- **What is being asked**
Only the lines from the one containing "Give me the" through the last line of the data are to be written out, exactly and in full.

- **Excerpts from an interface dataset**
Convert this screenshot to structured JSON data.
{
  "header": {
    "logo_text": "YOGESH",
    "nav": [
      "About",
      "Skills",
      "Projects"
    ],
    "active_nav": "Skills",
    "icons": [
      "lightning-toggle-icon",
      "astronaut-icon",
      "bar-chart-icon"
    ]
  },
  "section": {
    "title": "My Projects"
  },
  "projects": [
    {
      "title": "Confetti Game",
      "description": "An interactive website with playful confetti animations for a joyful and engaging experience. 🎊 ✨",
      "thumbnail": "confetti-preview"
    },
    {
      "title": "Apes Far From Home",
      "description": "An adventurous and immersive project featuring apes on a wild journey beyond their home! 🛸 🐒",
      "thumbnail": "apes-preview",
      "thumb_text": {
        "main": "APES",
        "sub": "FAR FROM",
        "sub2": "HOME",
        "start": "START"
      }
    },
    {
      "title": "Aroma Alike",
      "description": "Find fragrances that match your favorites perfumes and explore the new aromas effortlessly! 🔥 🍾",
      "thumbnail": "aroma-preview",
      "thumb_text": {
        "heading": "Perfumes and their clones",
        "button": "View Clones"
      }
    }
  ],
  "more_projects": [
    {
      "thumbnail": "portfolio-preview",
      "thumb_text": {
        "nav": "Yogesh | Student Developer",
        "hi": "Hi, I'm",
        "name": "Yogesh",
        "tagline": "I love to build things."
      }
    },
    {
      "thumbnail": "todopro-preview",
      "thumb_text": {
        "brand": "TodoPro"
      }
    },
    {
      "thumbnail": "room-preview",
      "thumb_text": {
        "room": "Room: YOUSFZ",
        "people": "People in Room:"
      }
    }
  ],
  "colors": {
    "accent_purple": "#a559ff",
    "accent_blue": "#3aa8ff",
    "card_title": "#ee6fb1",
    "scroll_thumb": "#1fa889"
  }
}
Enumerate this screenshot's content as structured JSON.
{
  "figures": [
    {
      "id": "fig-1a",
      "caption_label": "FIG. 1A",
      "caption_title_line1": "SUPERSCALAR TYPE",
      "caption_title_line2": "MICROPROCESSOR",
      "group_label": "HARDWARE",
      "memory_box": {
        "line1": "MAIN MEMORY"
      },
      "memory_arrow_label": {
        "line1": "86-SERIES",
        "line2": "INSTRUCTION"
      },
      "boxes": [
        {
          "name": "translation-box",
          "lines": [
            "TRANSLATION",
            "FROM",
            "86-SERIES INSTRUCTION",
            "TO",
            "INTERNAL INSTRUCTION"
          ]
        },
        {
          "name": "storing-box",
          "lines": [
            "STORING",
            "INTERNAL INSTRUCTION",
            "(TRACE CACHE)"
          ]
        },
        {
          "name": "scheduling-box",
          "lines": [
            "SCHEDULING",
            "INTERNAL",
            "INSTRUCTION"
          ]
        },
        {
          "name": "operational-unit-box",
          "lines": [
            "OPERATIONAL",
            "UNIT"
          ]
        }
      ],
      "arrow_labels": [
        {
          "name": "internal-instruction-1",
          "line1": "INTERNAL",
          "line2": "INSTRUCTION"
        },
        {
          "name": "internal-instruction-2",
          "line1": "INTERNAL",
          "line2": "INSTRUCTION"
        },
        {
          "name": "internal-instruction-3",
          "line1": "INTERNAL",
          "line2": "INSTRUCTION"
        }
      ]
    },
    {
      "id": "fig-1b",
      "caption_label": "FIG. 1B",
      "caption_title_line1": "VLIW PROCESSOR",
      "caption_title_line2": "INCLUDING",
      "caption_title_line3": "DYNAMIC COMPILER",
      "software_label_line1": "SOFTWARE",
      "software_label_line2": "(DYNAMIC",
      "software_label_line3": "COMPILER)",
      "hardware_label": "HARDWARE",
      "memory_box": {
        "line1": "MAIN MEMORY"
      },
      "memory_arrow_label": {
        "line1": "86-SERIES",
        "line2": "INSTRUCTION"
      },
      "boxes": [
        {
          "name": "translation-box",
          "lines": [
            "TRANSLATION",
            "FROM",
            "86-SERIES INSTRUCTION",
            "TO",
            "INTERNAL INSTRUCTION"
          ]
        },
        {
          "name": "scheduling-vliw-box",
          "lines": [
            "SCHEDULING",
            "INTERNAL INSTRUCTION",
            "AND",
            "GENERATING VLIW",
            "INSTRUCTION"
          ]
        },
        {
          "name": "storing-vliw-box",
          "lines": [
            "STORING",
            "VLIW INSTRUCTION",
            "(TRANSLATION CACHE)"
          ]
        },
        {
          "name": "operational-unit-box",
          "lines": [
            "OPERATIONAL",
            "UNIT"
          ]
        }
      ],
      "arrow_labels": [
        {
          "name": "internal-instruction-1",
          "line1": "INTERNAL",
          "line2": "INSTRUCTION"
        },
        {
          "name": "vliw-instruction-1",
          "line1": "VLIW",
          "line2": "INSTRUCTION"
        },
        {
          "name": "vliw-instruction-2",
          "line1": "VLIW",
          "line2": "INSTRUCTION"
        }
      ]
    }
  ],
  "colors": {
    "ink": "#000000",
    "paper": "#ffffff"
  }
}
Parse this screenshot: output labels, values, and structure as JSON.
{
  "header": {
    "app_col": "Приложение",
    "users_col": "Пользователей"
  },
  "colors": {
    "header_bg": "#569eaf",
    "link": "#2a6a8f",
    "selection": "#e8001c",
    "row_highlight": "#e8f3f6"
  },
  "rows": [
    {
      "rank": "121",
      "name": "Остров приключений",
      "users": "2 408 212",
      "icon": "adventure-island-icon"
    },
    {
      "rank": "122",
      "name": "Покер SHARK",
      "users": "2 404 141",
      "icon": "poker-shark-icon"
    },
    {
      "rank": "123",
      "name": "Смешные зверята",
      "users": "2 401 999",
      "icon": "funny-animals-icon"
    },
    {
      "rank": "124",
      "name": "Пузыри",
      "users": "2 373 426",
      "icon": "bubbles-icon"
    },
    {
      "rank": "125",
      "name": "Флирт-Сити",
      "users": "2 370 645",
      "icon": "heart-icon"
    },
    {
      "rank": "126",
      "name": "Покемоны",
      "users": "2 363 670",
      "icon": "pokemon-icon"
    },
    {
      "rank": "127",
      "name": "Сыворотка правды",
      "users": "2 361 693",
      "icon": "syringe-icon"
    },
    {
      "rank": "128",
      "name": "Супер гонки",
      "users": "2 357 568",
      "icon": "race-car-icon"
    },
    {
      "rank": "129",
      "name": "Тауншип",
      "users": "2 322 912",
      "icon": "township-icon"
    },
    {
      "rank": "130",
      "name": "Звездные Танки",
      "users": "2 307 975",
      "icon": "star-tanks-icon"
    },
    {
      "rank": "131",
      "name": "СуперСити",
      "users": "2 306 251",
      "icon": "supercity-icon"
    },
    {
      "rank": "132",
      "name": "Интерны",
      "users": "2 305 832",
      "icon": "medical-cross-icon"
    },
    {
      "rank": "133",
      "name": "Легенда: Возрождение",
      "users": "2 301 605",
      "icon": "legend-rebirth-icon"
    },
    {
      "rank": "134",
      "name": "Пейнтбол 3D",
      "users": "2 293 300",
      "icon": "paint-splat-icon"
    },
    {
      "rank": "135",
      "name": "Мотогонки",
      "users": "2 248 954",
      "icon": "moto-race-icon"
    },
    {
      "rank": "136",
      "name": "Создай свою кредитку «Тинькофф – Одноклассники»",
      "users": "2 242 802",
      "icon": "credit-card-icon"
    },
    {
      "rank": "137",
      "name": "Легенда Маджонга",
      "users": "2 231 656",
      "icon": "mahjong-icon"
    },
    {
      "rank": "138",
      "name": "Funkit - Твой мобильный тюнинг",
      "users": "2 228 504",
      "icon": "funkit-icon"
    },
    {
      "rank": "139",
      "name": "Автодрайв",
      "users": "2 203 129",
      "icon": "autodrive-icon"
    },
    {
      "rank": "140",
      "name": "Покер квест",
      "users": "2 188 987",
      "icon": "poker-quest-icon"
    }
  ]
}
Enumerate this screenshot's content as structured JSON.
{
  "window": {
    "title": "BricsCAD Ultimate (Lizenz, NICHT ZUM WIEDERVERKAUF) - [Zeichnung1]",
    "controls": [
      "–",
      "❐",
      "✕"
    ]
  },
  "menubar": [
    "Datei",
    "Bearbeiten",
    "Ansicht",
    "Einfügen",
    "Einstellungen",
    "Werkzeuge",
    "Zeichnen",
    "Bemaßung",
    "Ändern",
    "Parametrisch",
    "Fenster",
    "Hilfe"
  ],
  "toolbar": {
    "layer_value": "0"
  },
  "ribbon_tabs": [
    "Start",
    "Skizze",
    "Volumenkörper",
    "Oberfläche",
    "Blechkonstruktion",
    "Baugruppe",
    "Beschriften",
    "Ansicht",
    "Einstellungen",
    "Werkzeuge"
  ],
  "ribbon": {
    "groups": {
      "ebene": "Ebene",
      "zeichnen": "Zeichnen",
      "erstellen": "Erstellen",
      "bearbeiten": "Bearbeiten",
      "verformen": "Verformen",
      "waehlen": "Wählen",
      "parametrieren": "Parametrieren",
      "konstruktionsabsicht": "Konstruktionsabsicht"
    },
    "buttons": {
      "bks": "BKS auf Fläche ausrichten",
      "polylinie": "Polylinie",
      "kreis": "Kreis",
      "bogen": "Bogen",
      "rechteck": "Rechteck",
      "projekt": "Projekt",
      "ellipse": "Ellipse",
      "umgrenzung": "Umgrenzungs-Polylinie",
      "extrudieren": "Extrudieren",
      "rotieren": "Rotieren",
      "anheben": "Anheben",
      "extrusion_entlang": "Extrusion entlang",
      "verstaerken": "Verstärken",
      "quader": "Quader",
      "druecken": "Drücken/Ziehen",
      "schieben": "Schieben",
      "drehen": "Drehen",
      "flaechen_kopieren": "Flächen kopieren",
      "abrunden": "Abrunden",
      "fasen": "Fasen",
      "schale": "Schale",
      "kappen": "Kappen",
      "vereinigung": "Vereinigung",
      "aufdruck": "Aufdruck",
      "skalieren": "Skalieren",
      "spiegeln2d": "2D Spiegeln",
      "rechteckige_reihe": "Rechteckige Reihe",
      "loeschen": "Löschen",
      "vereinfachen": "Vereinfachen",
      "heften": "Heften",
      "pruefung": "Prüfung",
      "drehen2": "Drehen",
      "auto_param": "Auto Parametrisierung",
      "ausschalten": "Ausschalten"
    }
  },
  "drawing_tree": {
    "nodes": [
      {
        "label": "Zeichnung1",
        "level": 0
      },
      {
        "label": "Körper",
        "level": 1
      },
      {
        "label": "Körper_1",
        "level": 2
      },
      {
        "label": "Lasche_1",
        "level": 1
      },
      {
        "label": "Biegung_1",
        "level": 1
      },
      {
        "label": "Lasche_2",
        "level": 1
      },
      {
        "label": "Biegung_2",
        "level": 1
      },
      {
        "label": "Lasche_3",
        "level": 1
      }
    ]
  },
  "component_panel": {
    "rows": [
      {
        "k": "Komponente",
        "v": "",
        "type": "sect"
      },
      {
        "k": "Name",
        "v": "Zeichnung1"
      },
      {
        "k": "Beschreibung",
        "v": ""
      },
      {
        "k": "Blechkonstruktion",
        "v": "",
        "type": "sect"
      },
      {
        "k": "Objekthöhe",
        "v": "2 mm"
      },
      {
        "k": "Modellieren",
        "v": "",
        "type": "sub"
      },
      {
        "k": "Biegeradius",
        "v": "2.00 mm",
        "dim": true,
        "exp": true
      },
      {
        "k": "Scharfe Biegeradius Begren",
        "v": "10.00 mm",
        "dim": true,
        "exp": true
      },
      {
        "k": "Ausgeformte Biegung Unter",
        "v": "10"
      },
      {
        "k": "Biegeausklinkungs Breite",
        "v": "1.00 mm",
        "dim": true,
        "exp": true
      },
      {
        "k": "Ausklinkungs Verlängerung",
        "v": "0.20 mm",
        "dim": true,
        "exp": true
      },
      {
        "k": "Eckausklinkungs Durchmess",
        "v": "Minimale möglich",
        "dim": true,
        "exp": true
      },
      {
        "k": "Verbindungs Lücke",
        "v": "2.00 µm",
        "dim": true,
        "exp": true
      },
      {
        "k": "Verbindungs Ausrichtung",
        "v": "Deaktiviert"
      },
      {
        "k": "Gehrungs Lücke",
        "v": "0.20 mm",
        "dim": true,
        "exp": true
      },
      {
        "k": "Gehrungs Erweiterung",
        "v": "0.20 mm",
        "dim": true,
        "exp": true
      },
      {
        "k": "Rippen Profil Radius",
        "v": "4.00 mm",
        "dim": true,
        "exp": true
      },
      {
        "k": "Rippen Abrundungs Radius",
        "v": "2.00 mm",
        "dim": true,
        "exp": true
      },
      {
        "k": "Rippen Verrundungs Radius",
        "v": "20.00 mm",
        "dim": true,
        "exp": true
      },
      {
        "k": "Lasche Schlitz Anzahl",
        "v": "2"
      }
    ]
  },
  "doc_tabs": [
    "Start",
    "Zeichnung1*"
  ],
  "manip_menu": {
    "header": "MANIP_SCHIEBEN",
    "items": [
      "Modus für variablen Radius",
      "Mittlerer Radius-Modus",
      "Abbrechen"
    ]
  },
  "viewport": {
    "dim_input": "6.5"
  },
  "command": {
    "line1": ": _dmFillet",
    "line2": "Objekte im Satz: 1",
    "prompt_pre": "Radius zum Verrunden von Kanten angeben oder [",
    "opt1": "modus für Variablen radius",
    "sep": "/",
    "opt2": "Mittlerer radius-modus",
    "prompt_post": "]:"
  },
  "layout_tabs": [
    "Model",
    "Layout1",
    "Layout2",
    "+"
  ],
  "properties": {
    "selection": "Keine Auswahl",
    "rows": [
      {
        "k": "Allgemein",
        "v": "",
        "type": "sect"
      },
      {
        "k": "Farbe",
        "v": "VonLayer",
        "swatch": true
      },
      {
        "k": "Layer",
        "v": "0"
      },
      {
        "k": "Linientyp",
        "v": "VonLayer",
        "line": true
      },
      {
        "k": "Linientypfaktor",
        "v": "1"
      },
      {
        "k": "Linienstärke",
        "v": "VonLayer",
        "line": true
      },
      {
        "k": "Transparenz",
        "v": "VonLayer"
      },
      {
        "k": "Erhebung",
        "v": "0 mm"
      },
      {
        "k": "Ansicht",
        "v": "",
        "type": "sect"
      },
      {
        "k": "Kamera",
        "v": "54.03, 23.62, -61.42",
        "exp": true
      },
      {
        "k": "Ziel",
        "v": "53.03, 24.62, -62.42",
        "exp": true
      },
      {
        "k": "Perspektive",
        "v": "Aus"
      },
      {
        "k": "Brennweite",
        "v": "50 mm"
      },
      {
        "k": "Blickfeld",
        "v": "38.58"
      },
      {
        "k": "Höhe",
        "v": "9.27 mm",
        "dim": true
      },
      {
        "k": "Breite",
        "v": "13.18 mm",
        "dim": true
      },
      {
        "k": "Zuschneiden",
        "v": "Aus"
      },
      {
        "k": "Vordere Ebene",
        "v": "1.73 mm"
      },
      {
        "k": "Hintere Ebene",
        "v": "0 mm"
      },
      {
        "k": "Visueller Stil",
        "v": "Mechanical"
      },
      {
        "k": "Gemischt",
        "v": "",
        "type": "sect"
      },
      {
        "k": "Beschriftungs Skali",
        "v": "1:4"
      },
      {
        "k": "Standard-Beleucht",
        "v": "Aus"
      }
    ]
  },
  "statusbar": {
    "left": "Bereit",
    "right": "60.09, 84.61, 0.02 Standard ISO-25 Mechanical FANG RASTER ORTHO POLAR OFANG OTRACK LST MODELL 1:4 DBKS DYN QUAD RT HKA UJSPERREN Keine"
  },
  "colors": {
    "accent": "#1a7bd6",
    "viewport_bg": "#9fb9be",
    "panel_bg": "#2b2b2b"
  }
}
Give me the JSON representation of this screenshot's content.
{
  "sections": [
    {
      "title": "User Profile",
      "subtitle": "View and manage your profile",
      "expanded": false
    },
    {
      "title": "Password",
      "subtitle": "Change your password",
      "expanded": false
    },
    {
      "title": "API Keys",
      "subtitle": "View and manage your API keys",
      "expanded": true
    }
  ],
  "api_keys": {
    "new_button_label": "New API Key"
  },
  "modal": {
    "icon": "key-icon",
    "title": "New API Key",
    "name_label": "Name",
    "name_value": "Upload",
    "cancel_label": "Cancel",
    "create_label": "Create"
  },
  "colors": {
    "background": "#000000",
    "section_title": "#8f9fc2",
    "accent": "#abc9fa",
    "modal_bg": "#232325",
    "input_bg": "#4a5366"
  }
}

- **Answer to this problem**
Give me the JSON representation of this screenshot's content.
{
  "sections": [
    {
      "title": "User Profile",
      "subtitle": "View and manage your profile",
      "expanded": false
    },
    {
      "title": "Password",
      "subtitle": "Change your password",
      "expanded": false
    },
    {
      "title": "API Keys",
      "subtitle": "View and manage your API keys",
      "expanded": true
    }
  ],
  "api_keys": {
    "new_button_label": "New API Key"
  },
  "modal": {
    "icon": "key-icon",
    "title": "New API Key",
    "name_label": "Name",
    "name_value": "Upload",
    "cancel_label": "Cancel",
    "create_label": "Create"
  },
  "colors": {
    "background": "#000000",
    "section_title": "#8f9fc2",
    "accent": "#abc9fa",
    "modal_bg": "#232325",
    "input_bg": "#4a5366"
  }
}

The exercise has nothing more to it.